**YOUR GOAL**
Using the data that follows, give the number of lines in which the word "label" occurs. Write only the number.

**App and web page records**
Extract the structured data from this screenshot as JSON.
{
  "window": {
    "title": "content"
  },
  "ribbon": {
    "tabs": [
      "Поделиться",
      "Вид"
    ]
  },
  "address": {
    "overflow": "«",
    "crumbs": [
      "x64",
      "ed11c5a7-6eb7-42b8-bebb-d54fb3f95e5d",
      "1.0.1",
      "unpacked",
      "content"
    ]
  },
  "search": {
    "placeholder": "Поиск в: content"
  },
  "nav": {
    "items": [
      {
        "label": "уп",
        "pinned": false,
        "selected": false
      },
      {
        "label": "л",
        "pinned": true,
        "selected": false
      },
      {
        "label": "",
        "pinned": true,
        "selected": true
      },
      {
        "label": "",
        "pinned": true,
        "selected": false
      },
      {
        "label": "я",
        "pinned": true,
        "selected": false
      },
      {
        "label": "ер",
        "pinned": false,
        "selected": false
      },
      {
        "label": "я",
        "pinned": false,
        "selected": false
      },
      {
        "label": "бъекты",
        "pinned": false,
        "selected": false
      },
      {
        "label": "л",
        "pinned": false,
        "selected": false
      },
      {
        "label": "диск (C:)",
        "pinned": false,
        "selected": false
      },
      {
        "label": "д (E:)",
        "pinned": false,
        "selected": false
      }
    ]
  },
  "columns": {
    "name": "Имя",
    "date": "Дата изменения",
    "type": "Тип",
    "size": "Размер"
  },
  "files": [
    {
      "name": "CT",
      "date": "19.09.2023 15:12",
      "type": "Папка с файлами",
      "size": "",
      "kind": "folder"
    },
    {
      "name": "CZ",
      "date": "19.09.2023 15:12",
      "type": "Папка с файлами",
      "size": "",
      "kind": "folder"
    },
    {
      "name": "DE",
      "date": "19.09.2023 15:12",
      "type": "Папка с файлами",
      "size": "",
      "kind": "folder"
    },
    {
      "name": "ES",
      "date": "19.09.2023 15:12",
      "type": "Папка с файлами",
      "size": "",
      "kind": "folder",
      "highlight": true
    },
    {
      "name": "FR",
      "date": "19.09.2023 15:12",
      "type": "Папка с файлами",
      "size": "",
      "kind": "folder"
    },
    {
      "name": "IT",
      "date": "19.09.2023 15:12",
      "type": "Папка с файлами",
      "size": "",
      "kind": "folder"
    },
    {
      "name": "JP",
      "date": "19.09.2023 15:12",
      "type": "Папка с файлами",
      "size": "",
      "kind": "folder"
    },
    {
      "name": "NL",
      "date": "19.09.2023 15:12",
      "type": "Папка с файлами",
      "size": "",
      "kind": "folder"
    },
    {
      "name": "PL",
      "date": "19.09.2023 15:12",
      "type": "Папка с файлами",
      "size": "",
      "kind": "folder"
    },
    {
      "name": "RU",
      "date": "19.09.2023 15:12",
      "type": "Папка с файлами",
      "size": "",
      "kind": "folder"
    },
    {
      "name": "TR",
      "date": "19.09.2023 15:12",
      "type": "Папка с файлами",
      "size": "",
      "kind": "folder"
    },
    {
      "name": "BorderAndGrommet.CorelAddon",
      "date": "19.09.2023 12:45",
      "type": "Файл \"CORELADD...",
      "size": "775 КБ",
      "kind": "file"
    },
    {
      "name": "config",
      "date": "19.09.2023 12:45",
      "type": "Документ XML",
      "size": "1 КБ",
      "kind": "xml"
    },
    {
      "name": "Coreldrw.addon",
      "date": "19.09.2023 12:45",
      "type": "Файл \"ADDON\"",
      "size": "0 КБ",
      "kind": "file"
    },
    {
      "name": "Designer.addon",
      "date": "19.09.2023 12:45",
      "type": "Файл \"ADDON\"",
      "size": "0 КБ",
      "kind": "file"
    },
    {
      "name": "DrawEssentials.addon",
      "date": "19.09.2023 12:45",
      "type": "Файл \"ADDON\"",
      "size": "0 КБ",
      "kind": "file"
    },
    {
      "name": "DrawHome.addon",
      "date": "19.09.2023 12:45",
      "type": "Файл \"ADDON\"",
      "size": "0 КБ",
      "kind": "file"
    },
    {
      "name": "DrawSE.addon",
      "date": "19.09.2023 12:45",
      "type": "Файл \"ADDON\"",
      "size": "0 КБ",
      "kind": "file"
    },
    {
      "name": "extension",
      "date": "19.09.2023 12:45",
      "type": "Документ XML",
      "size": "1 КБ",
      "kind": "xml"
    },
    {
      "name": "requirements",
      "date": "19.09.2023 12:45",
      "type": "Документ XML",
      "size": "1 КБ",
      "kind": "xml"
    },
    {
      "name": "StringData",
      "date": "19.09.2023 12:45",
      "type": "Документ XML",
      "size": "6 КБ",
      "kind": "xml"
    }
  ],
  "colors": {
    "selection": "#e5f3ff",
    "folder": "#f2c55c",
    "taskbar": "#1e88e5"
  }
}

**COMPLETED TASK**
11